Required action
Restate the entries word for word, omitting nothing.

Listed entries
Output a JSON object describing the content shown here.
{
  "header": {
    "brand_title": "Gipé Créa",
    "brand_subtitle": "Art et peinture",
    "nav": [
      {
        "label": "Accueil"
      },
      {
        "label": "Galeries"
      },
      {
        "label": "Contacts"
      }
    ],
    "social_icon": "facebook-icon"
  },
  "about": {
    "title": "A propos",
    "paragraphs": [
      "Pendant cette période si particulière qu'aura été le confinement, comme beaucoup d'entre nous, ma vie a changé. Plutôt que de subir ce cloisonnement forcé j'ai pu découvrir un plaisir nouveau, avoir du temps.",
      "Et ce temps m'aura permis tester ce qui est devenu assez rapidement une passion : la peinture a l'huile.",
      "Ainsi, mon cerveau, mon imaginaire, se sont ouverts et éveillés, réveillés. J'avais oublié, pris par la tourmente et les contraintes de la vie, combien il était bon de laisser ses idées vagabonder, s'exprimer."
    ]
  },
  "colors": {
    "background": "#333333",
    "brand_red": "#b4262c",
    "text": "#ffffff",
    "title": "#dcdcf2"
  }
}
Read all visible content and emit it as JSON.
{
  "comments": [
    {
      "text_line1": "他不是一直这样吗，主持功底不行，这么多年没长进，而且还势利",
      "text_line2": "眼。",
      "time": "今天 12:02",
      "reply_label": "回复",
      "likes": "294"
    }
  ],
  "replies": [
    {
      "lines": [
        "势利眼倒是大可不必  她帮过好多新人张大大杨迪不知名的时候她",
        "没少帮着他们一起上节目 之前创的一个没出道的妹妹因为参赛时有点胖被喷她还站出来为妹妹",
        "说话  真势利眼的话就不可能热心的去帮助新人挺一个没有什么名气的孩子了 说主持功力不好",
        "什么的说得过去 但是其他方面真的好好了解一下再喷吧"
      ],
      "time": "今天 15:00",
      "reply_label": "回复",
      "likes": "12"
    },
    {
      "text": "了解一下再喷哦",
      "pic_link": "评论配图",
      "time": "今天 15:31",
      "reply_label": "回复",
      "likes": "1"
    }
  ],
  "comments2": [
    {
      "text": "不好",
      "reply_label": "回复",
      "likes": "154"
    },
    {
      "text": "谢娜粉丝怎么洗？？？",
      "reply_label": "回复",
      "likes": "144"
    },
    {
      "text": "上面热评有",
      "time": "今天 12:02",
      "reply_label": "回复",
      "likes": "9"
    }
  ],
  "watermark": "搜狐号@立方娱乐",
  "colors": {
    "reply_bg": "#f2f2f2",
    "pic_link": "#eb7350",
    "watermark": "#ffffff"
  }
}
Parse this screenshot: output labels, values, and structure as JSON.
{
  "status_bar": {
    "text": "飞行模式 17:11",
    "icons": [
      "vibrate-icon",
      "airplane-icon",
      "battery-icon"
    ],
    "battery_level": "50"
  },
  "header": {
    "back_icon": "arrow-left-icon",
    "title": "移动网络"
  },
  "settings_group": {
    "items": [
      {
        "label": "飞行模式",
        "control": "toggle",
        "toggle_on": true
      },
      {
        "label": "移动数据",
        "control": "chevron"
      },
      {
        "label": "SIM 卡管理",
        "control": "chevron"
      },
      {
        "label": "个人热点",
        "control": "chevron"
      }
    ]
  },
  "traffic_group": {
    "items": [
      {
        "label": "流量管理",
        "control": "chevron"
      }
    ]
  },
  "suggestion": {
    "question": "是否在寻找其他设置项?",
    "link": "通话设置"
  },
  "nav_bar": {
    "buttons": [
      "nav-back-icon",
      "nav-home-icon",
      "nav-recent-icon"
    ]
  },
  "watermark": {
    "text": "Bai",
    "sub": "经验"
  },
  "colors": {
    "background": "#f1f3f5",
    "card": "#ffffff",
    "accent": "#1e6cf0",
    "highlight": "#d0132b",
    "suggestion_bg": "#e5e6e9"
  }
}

Task output
Output a JSON object describing the content shown here.
{
  "header": {
    "brand_title": "Gipé Créa",
    "brand_subtitle": "Art et peinture",
    "nav": [
      {
        "label": "Accueil"
      },
      {
        "label": "Galeries"
      },
      {
        "label": "Contacts"
      }
    ],
    "social_icon": "facebook-icon"
  },
  "about": {
    "title": "A propos",
    "paragraphs": [
      "Pendant cette période si particulière qu'aura été le confinement, comme beaucoup d'entre nous, ma vie a changé. Plutôt que de subir ce cloisonnement forcé j'ai pu découvrir un plaisir nouveau, avoir du temps.",
      "Et ce temps m'aura permis tester ce qui est devenu assez rapidement une passion : la peinture a l'huile.",
      "Ainsi, mon cerveau, mon imaginaire, se sont ouverts et éveillés, réveillés. J'avais oublié, pris par la tourmente et les contraintes de la vie, combien il était bon de laisser ses idées vagabonder, s'exprimer."
    ]
  },
  "colors": {
    "background": "#333333",
    "brand_red": "#b4262c",
    "text": "#ffffff",
    "title": "#dcdcf2"
  }
}
Read all visible content and emit it as JSON.
{
  "comments": [
    {
      "text_line1": "他不是一直这样吗，主持功底不行，这么多年没长进，而且还势利",
      "text_line2": "眼。",
      "time": "今天 12:02",
      "reply_label": "回复",
      "likes": "294"
    }
  ],
  "replies": [
    {
      "lines": [
        "势利眼倒是大可不必  她帮过好多新人张大大杨迪不知名的时候她",
        "没少帮着他们一起上节目 之前创的一个没出道的妹妹因为参赛时有点胖被喷她还站出来为妹妹",
        "说话  真势利眼的话就不可能热心的去帮助新人挺一个没有什么名气的孩子了 说主持功力不好",
        "什么的说得过去 但是其他方面真的好好了解一下再喷吧"
      ],
      "time": "今天 15:00",
      "reply_label": "回复",
      "likes": "12"
    },
    {
      "text": "了解一下再喷哦",
      "pic_link": "评论配图",
      "time": "今天 15:31",
      "reply_label": "回复",
      "likes": "1"
    }
  ],
  "comments2": [
    {
      "text": "不好",
      "reply_label": "回复",
      "likes": "154"
    },
    {
      "text": "谢娜粉丝怎么洗？？？",
      "reply_label": "回复",
      "likes": "144"
    },
    {
      "text": "上面热评有",
      "time": "今天 12:02",
      "reply_label": "回复",
      "likes": "9"
    }
  ],
  "watermark": "搜狐号@立方娱乐",
  "colors": {
    "reply_bg": "#f2f2f2",
    "pic_link": "#eb7350",
    "watermark": "#ffffff"
  }
}
Parse this screenshot: output labels, values, and structure as JSON.
{
  "status_bar": {
    "text": "飞行模式 17:11",
    "icons": [
      "vibrate-icon",
      "airplane-icon",
      "battery-icon"
    ],
    "battery_level": "50"
  },
  "header": {
    "back_icon": "arrow-left-icon",
    "title": "移动网络"
  },
  "settings_group": {
    "items": [
      {
        "label": "飞行模式",
        "control": "toggle",
        "toggle_on": true
      },
      {
        "label": "移动数据",
        "control": "chevron"
      },
      {
        "label": "SIM 卡管理",
        "control": "chevron"
      },
      {
        "label": "个人热点",
        "control": "chevron"
      }
    ]
  },
  "traffic_group": {
    "items": [
      {
        "label": "流量管理",
        "control": "chevron"
      }
    ]
  },
  "suggestion": {
    "question": "是否在寻找其他设置项?",
    "link": "通话设置"
  },
  "nav_bar": {
    "buttons": [
      "nav-back-icon",
      "nav-home-icon",
      "nav-recent-icon"
    ]
  },
  "watermark": {
    "text": "Bai",
    "sub": "经验"
  },
  "colors": {
    "background": "#f1f3f5",
    "card": "#ffffff",
    "accent": "#1e6cf0",
    "highlight": "#d0132b",
    "suggestion_bg": "#e5e6e9"
  }
}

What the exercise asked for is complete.